While King Harold was watching for the landing of the Duke of Normandy, he learned that his own brother Tostig, aided by the Norse rover Harold Hardrada, had invaded Northumbria, from the earldom of which King Harold had deposed him. Harold, feeling that both duty and honour compelled him to drive the invaders out of England, marched his army north and defeated the enemy at Stamford Bridge on the Derwent, where both Hardrada and Tostig were slain.
[See Lytton's Harold, Book XI, Ch. 11.]
FORTH from England's ranks a score of horsemen
'I am he,' quick answer makes the fierce Earl.
Thine shall be again Northumbria's earldom; Thou, his man, shalt rule with him his kingdom.'
'Friendship had ye proffered then, full surely,
But if I, forgiving, take thy proffer,
Hollow from the blue helm leaps the answer,
Seven feet of English earth shall his be

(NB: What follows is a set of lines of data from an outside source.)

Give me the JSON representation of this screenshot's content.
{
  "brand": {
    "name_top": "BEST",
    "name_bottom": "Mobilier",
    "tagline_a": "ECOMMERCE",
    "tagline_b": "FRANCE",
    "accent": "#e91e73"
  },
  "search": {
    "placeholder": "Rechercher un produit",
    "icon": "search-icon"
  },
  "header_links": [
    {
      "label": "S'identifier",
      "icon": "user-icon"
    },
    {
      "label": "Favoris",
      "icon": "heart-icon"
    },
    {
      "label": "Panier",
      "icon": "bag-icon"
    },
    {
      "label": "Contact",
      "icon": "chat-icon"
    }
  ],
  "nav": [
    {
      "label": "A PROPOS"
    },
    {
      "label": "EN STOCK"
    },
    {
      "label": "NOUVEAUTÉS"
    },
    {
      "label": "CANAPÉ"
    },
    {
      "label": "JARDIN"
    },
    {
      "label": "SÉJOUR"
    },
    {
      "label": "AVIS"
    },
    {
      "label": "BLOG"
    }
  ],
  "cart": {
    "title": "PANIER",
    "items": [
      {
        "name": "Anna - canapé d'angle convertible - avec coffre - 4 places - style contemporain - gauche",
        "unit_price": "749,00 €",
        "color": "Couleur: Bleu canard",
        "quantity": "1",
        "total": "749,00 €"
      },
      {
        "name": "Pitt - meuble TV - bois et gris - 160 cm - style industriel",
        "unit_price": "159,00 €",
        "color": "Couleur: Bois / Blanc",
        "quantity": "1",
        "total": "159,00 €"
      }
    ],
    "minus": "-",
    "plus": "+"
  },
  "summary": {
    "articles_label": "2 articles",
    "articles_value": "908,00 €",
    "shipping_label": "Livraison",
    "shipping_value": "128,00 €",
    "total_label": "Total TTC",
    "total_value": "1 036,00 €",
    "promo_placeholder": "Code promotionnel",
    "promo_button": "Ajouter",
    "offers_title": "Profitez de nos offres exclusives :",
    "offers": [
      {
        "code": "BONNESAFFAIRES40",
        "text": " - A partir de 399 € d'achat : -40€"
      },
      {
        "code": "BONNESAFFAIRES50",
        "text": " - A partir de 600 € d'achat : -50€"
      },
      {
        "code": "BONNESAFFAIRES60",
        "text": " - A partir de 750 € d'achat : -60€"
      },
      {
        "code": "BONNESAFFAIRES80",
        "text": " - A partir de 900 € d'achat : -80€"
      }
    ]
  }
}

Grimly laugh around the mailèd horsemen,
But in wrath dark grows the frown of Tostig,
'Then let Harold boune him for the battle;
That, with Sigurd's son, I, warring westward,
DEATH OF HAROLD HARDRADA
LIKE the tall mast snapped before the storm-wind
Never more the strong shall fall before him,
Long his Queen shall watching look to westward, 5
Round him fight and fall the heaped-up corpse-ring,
Falls fierce Tostig, grimly as the bear falls,
Falls at last the beacon of the war-field;
'Plight your troth, no more your ocean riders, Viking-filled, shall come with fire and slaughter.
21. boune] prepare.
So bear hence your kingly dead, O Olaf,
Forth to seawards sweep the Northmen's galleys,
So fell Harold, last of all the Vikings,
The Curfew (couvre-feu) was a bell rung at 8 o'clock in winter and at sunset in summer, when all fires had to be extinguished. It also served as a call to prayers, and is still rung in some towns. The curfew law was instituted by William the Conqueror, to prevent sedition by keeping Englishmen within their houses after nightfall.
The Curfew Bell
Is beginning to toll.
Cover the embers,
And put out the light;
Dark grow the windows,
22. scald] poet.
The death of William Rufus in the New Forest might be regarded as a Nemesis or poetic justice, not only on him for his cruelty in that district, but also on his father who had ruthlessly destroyed villages to make a hunting-ground there. It is not known for certain whether Rufus was killed by accident or design; probably the latter. His body was carried to Winchester Cathedral and unceremoniously buried under the tower, which fell a few years afterwards, 'because so foul a body lay beneath it'.
THE King was drinking in Malwood Hall,
And, 'The word of the Lord, thou cruel Red King, 5
A grimly sweven I dreamt yestreen;
I saw thee lie under the hollins green,
And through thy heart an arrow keen;
And out of thy body a smoke did rise,
Which smirched the sunshine out of the skies:
I rede thee unto thy soul thou see,
For mitre and pall thou hast y-sold,
False knight to Christ, for gain and gold;
7. sweven] dream.
And for this thy forest were digged down all,
The Red King down from Malwood came;
For whether the saints they swerved the shot,
Tyrrel he smiled full grim that day,
Quod, Shooting of kings is no bairns' play';
Men clepen that water Tyrrel's ford.
17. Steading] farm-house.
49. clepen] call.